So if you didn’t know, there’s a big thing potentially going down within the next week. No, not involving North Korea or Syria — this one’s closer to home and maybe not being talked about quite so much. The Writers’ Guild of America is about to go on strike again.

The last time this happened in late 2007, it cost the industry an estimated 2.5 billion dollars in lost revenue, but more than that had cascading effects on several television shows of the time, up to and including delays and cancellations. Look at that list and you’ll see how most of the late-night talk shows went to re-runs for the duration, and there’s no reason to doubt it won’t happen again. The strike is, rightly or wrongly, credited for both killing off the momentum of the promising Heroes series and cementing the ascendancy of reality television, which got around the strike by professing to be “unscripted” (for a given definition of unscripted, anyhow). It also is pointed to as a period where web-based series and shows started to get a lot more eyeballs as people hungered for content that the boob tube wasn’t delivering and writers… well, I know my share of professional writers and much like Dawn gets antsy if she hasn’t drawn anything in awhile, writers gotta write.

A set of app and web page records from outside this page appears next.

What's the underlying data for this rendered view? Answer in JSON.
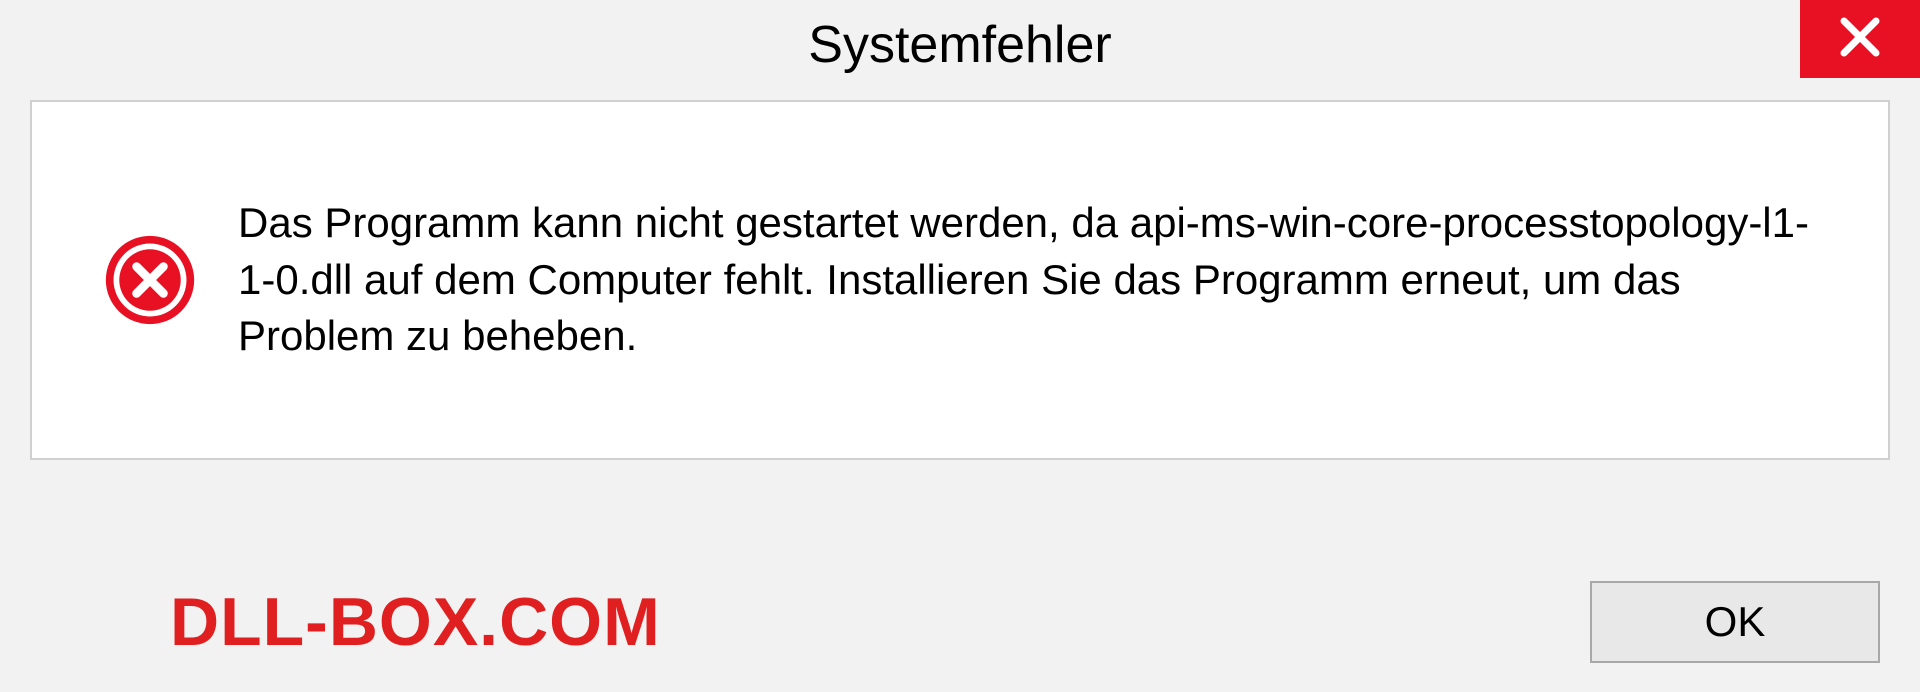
{
  "dialog": {
    "title": "Systemfehler",
    "message": "Das Programm kann nicht gestartet werden, da api-ms-win-core-processtopology-l1-1-0.dll auf dem Computer fehlt. Installieren Sie das Programm erneut, um das Problem zu beheben.",
    "ok_label": "OK"
  },
  "watermark": "DLL-BOX.COM"
}
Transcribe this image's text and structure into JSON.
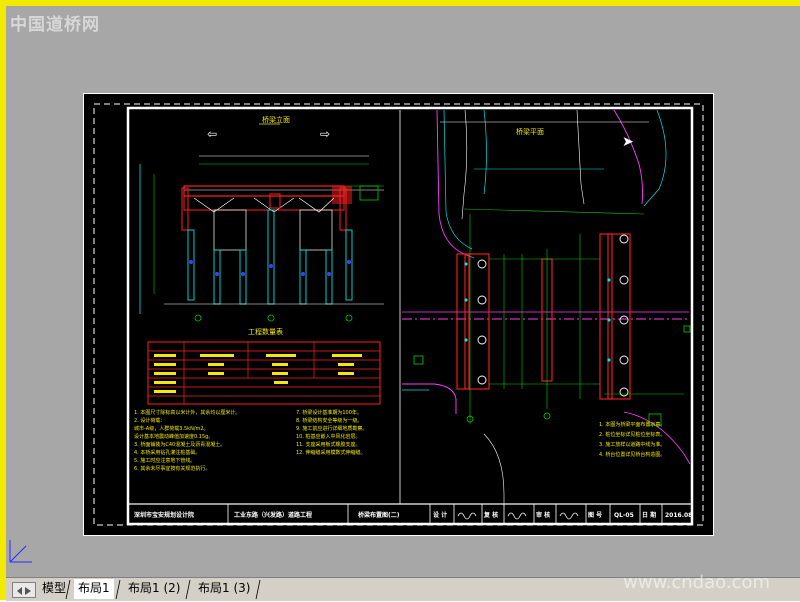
{
  "watermark": {
    "top_left": "中国道桥网",
    "bottom_right": "www.cndao.com"
  },
  "tabs": [
    {
      "label": "模型",
      "active": false
    },
    {
      "label": "布局1",
      "active": true
    },
    {
      "label": "布局1 (2)",
      "active": false
    },
    {
      "label": "布局1 (3)",
      "active": false
    }
  ],
  "drawing": {
    "elevation_title": "桥梁立面",
    "table_title": "工程数量表",
    "plan_title": "桥梁平面",
    "title_block": {
      "org": "深圳市宝安规划设计院",
      "project": "工业东路（兴发路）道路工程",
      "drawing_name": "桥梁布置图(二)",
      "design_label": "设 计",
      "review_label": "复 核",
      "check_label": "审 核",
      "sheet_no_label": "图 号",
      "sheet_no": "QL-05",
      "date_label": "日 期",
      "date": "2016.08"
    },
    "notes_left": [
      "1. 本图尺寸除标高以米计外，其余均以厘米计。",
      "2. 设计荷载：",
      "   城市-A级，人群荷载3.5kN/m2。",
      "   设计基本地震动峰值加速度0.15g。",
      "3. 桥面铺装为C40混凝土及沥青混凝土。",
      "4. 本桥采用钻孔灌注桩基础。",
      "5. 施工时应注意地下管线。",
      "6. 其余未尽事宜按有关规范执行。"
    ],
    "notes_middle": [
      "7. 桥梁设计基准期为100年。",
      "8. 桥梁结构安全等级为一级。",
      "9. 施工前应进行详细地质勘察。",
      "10. 桩基应嵌入中风化岩层。",
      "11. 支座采用板式橡胶支座。",
      "12. 伸缩缝采用模数式伸缩缝。"
    ],
    "notes_right": [
      "1. 本图为桥梁平面布置示意。",
      "2. 桩位坐标详见桩位坐标表。",
      "3. 施工放样以道路中线为准。",
      "4. 桥台位置详见桥台构造图。"
    ]
  },
  "colors": {
    "yellow": "#f2ea00",
    "red": "#ff2020",
    "cyan": "#00e5e5",
    "green": "#00d000",
    "magenta": "#ff3cff",
    "white": "#ffffff",
    "blue": "#4040ff"
  }
}
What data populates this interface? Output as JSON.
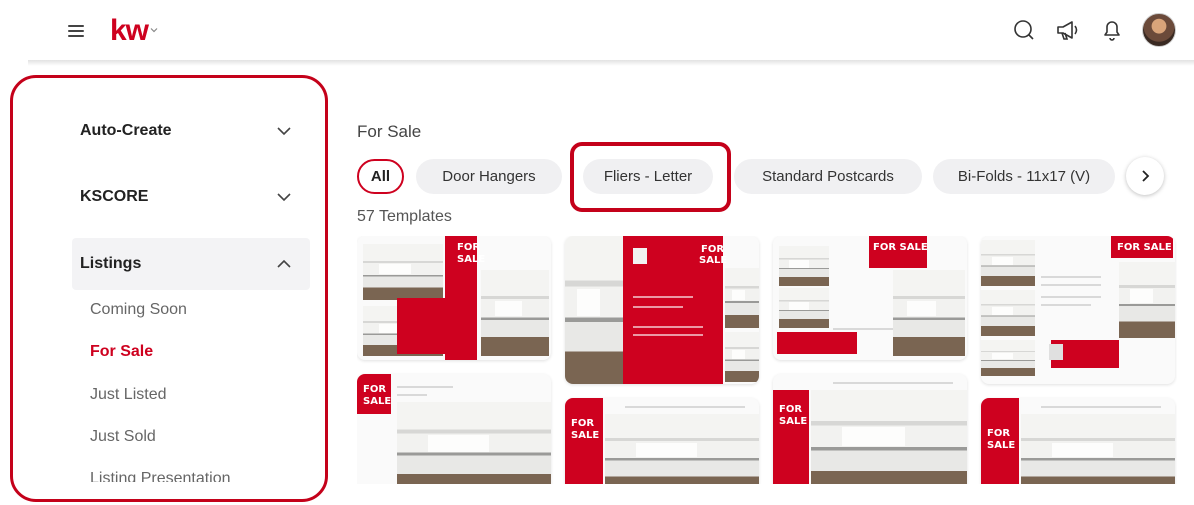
{
  "header": {
    "logo": "kw",
    "icons": [
      "search-icon",
      "megaphone-icon",
      "bell-icon",
      "avatar"
    ]
  },
  "sidebar": {
    "sections": [
      {
        "label": "Auto-Create",
        "expanded": false
      },
      {
        "label": "KSCORE",
        "expanded": false
      },
      {
        "label": "Listings",
        "expanded": true
      }
    ],
    "listings_items": [
      "Coming Soon",
      "For Sale",
      "Just Listed",
      "Just Sold",
      "Listing Presentation"
    ],
    "current_item": "For Sale"
  },
  "main": {
    "title": "For Sale",
    "chips": [
      "All",
      "Door Hangers",
      "Fliers - Letter",
      "Standard Postcards",
      "Bi-Folds - 11x17 (V)"
    ],
    "selected_chip": "All",
    "template_count": "57 Templates",
    "card_text": {
      "for": "FOR",
      "sale": "SALE",
      "for_sale": "FOR SALE"
    }
  },
  "colors": {
    "brand": "#ce011f",
    "highlight": "#c4011a"
  }
}
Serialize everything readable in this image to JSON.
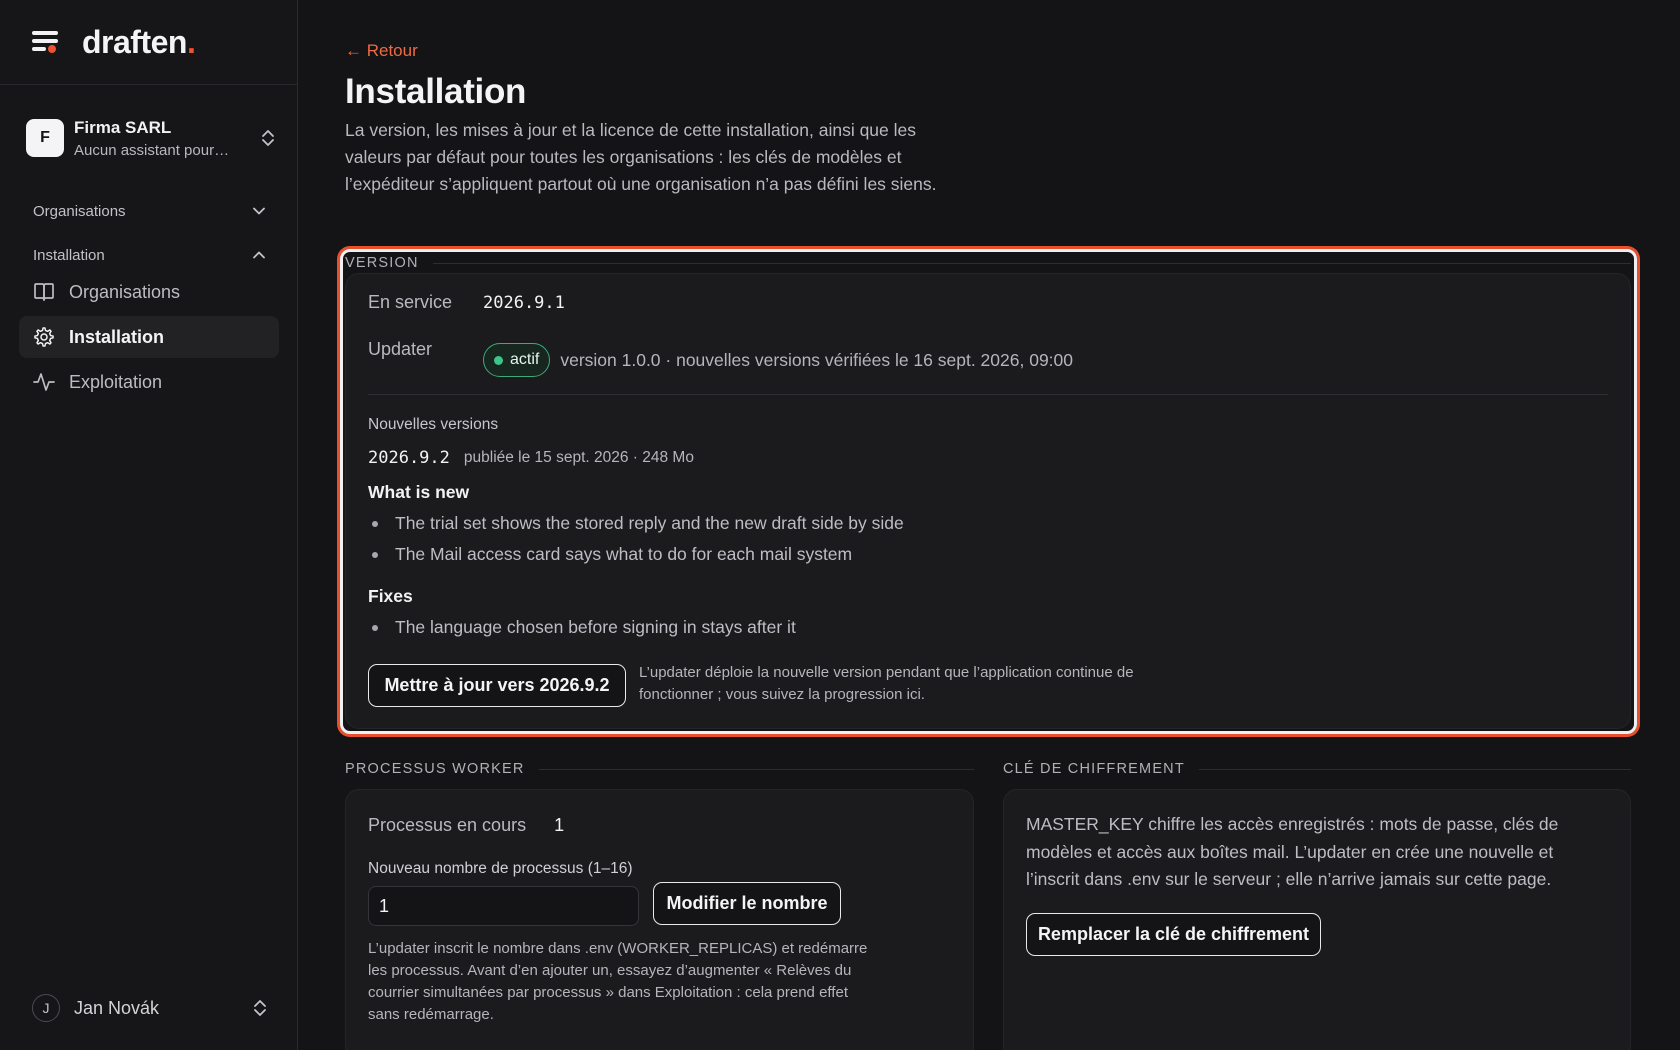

If you’re a fan of Dr. Horrible’s Sing-Along Blog, for instance, you could consider the upside.

But they’d also like some health care, which is the current sticking point of negotiations, and the Studio argument they can’t afford to help out is dimly looked at in the face of revelations like the head of CBS getting multi-million dollar bonuses for 2016. If you’re interested in the whys and wherefores of both sides, this article has a pretty good rundown.

It’s not yet a done deal that the strike will happen, but if it does, and it lasts at least as long as the last one, I wonder what the impact will be this time around? Will it accelerate the exodus from network and cable television that the 2007 strike arguably started? Will it hurt services like Netflix and Hulu, or help them? Will any feature films still in early development be affected, like the upcoming Captain Marvel movie? And will anything currently running suffer a Heroes-esque meltdown?

We’ve often heard the past several years described as a “Golden Age of Television,” but I don’t think it’s understating to say a strike now certainly has the potential to end that. But don’t worry, for Zombie Ranch at least it will still be creation as usual. Just be prepared, especially if you’re a fan of late-night talk shows, because in about a week the re-runs could begin…